After some excellent strong coffee and a bite, we hit the pavement. I find that the best way to get my bearings in a city is simply to walk. So we walk. After two rather long bathroom breaks for Tom, we buy an Octopus card and head for the ferry terminal. The card is a payment system for all public transport, including buses, ferries, and trams, as well as commercial outlets like 7-11 (they are everywhere - seriously, every couple of blocks) and Starbucks (almost everywhere). We hop aboard a ferry to Lamma. A half hour later we are in another world - an island of small houses, a handful of restaurants, an no cars whatsoever. The scenery is alternately beautiful, lush, and dirty and corroded. We take the paved trail from the port town on one side of the island to the port town on the other - about an hour and a half journey. When we get to the other side of the island, we hungrily review the restaurant options and get ourselves seated. We have just an incredible meal - garlic prawns, salt and pepper calamari, two perfect clams topped with glass noodles and black bean sauce, sauteed lettuce, and fried rice. We down a couple of beers and several glasses of hot tea, which fend off the chill we get as our sweat evaporates. The bill comes to about $25.

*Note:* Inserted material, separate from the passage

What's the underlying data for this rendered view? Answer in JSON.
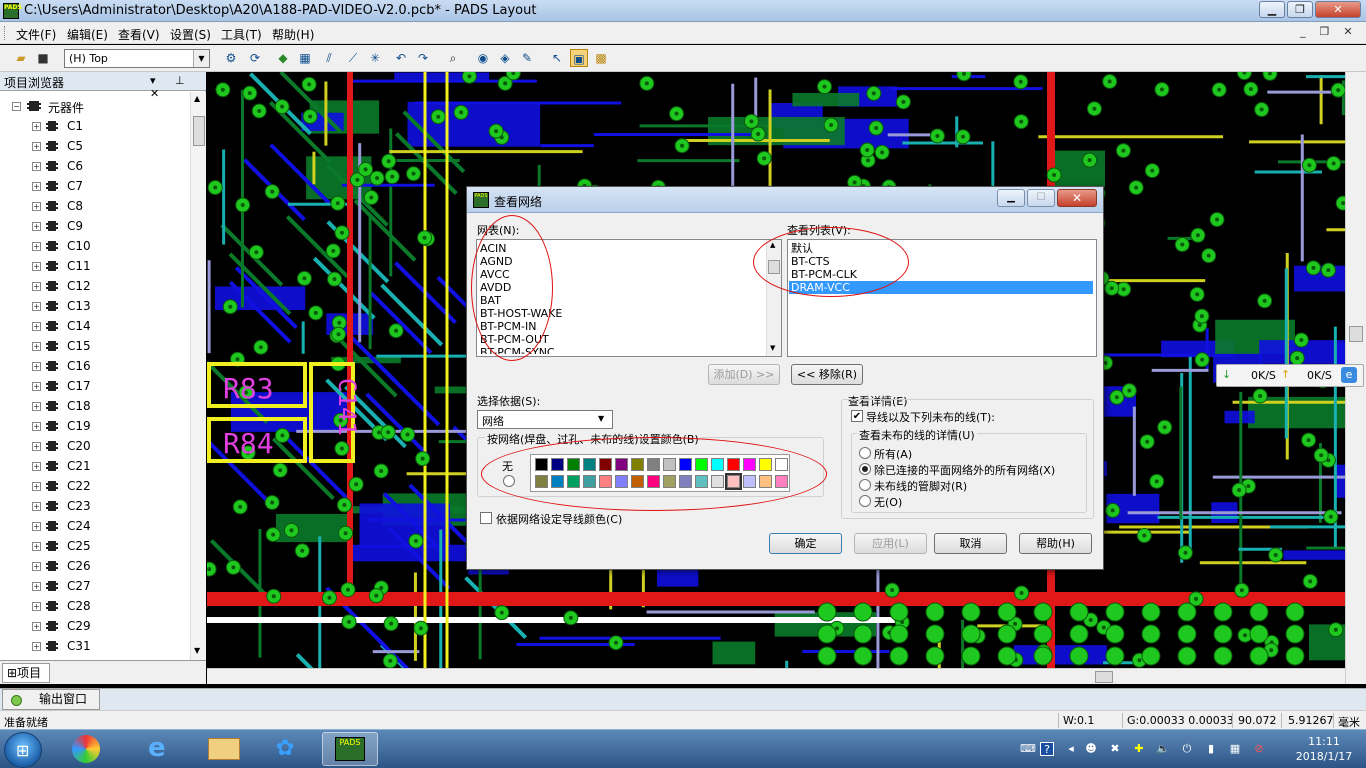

We hop on another ferry back to Hong Kong Island. From shacks to massive, glittering highrises, which seem to defy gravity as they tower over the edge of the water. I'm heading downhill fast at this point. We make a run for the nearest massive mall, which we know will have a couple of coffee shops. We plop into red upholstered chairs and suck down our espresso drinks. An asian couple across from us has their eyes closed, and their hands clasped under the table. The woman is talking. They are praying. I think she is speaking in English. After several minutes, she stops, and her companion takes his turn. It strikes me that I never see people from non-Christian religions do this. Aside from a short prayer before eating, or blessing someone else, most religions keep their prayers for their homes and their places of worship. It seems strange to have this very personal experience in such a public venue.

I gotta walk until the caffeine kicks in. We head for the long escalator that goes from the Central area up through Soho. We get off in Soho and check out the stylish restaurants and interior design stores. On our way back down the hill, someone waves us over. "They are filming a movie. Jackie Chan!" How very cliche. Our first day in HK, and we are watching Jackie Chan filming a stunt. We watch for a good while. My camera ran out of batteries back on Lamma island, of course, so I can't take a picture. After the stunt is executed successfully, we continue on our way. Tom stops at an Apple retail store, and spends a LONG time talking to the employee about his job, and what his challenges are in HK.

We hop on the tram to get back to the hotel. We have an excellent vantage point on the second story of the tram to watch all of the thousands of Filipina maids as they congregate in parks and street overpasses. In the park, an skinny asian girl covers Gloria Gayner with her band as the women pack around the stage. Nobody dances. Men are jammed around the basketball court, watching a tournament. The players are extremely tall, and dressed in pink uniforms.

Eventually, we make it back to the hotel. We change, get our bearings, and head out for dinner. Dinner takes us back across town again, via metro, which takes far longer than we anticipated. We end up in a Thai/Vietnamese restaurant. The food is good, but not great. The bill is more than twice what we spent on lunch.

Finally, a tram ride back to the hotel, and bed. I manage to sleep soundly until 2:00. Today, we change hotels and Tom checks in for his conference. I tend on taking full advantage of our fancy digs at the Four Seasons while Tom is off doing "business."